What to expect in the first seven days of a claim

Once you have lodged the claim on behalf of your worker or have been notified of their claim lodgement via your Claims Service Provider, the next step is to support your worker with their recovery.

On this page

Key takeaways

  • You will be assigned a case manager from your claims service provider, they will be your ongoing contact.
  • Set communication preferences and a communication plan with your injured worker to support them through the claims process and return to work.
Back to top ⇡

Who can I speak to?

Once the injury notification is lodged and the claim is set up in the claims system, it will be assigned to a case manager who will be your ongoing point of contact throughout the life of the claim.

Back to top ⇡

What will my case manager be doing?

During the first seven days of a claim your assigned case manager will be:
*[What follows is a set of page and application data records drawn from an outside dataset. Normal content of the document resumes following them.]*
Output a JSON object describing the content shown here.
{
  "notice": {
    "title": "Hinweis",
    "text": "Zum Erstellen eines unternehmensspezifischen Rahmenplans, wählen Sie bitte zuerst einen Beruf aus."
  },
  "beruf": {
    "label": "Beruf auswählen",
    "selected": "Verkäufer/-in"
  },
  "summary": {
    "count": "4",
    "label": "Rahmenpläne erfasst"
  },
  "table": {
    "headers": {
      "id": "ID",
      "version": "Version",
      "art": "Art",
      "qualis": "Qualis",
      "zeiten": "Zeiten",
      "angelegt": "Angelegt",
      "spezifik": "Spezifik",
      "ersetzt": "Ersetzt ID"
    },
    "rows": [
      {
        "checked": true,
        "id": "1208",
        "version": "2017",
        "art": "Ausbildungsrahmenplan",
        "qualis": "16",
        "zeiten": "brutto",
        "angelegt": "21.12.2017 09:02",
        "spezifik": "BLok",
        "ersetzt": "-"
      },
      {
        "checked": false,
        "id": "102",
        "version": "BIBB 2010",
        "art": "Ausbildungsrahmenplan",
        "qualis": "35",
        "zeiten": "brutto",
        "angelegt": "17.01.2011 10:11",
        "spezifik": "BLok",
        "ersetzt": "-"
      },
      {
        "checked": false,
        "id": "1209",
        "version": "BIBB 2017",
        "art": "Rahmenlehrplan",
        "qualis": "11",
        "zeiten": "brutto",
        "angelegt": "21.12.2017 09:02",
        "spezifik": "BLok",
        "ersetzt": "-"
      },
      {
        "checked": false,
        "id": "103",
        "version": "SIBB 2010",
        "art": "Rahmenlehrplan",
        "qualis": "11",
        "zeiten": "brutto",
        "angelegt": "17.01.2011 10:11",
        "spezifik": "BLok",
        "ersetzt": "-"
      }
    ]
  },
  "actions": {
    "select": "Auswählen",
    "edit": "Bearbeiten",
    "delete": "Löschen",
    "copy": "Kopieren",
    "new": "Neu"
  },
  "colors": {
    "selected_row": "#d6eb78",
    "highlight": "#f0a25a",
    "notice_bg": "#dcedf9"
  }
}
  • Contacting all the relevant parties to understand what has happened in the workplace that has led to an injury. This will involve liaising with yourself as the employer, reaching out to the injured worker to start introductions and provide a summary of the claim process. They will also contact the Doctor (where appropriate) to request medical information. The case manager will aim to make these calls within three business days of receiving the claim.
  • Reviewing any information that has been sent to the claim such as certificates of capacity, any medical reports or any incident reports.
  • Calculating the injured worker's wage entitlement and ensuring there is a way to process payments – via yourself as the employer or directly to the injured worker.
  • Trying to understand what (if any) treatment the injured worker has had to date.
  • Determining if any further investigations may be required to provide relevant information to determine liability for the claim.

Information the case manager may request from you

Wage information

To assist with the Pre-Injury Average Wage Entitlement (PIAWE) or Current Weekly Wage Rate (CWWR- for exempt workers) calculation, you will need to provide:

  • Details of all gross earnings received by the worker: payroll records in Excel format, or if that isn't possible, copies of payslips.
  • A completed PIAWE form. Completing the form may reduce the need for your claims service provider to contact you for more information and will increase the likelihood that PIAWE will be calculated correctly
  • 52 weeks of wage information backdated from the date of injury, including evidence of recent promotions (if applicable), or any leave without pay.

From September 2019, the employer and the worker have the option of agreeing on the PIAWE amount to be used for determining the worker's weekly compensation payments. Find out more in Calculating PIAWE.

Medical information

  • Any certificates of capacity or medical information you have received to date relating to the injury.
  • Any invoices received from medical appointments relating to the injury.

Return to work information

  • Whether there has been any time off work as a result of the injury.
  • Details about the injured workers pre-injury role.
  • Whether you are able to offer suitable duties in the workplace, and if so, what modifications are available to support the worker.
  • What other support you are able to offer the injured worker to support their recovery and return to work, such as regular check ins, implementing a buddy system, keeping your worker connected with the workplace.
  • Whether you would like the assistance of a workplace rehabilitation provider to assist with the development of a return-to-work plan.

Upload supporting documents for your claim

Back to top ⇡

Ongoing communication

The claims journey can be a difficult time for an injured worker. They are likely facing uncertainty and confusion around their future – both of which can be extremely confronting.

It's important to build trust with your worker through regular communication to support them with their wellbeing and the return-to-work process.

Each individual is going to respond differently to their workplace injury and will require a tailored approach to their communication needs.

In the first instance we recommend discussing with your worker what their preference for communication is. For example:

  • how often they would like to be contacted by you or someone else from the business
  • if they have a preferred day and time for the call
  • whether they would like to be kept updated with work-related topics (such as a brief overview of how the team is tracking, or community announcements in the workplace such as births, marriages etc.)
  • their preferred communication tool: phone call, video chat, email, face-to-face meetings
  • how much they want to be disclosed to their immediate team.

When a communication schedule is agreed upon, it's crucial to keep to that commitment. It sets the foundation for trust.

If changes do need to be made to the schedule, it's important to be transparent with the injured worker. 

Back to top ⇡


Tagged in: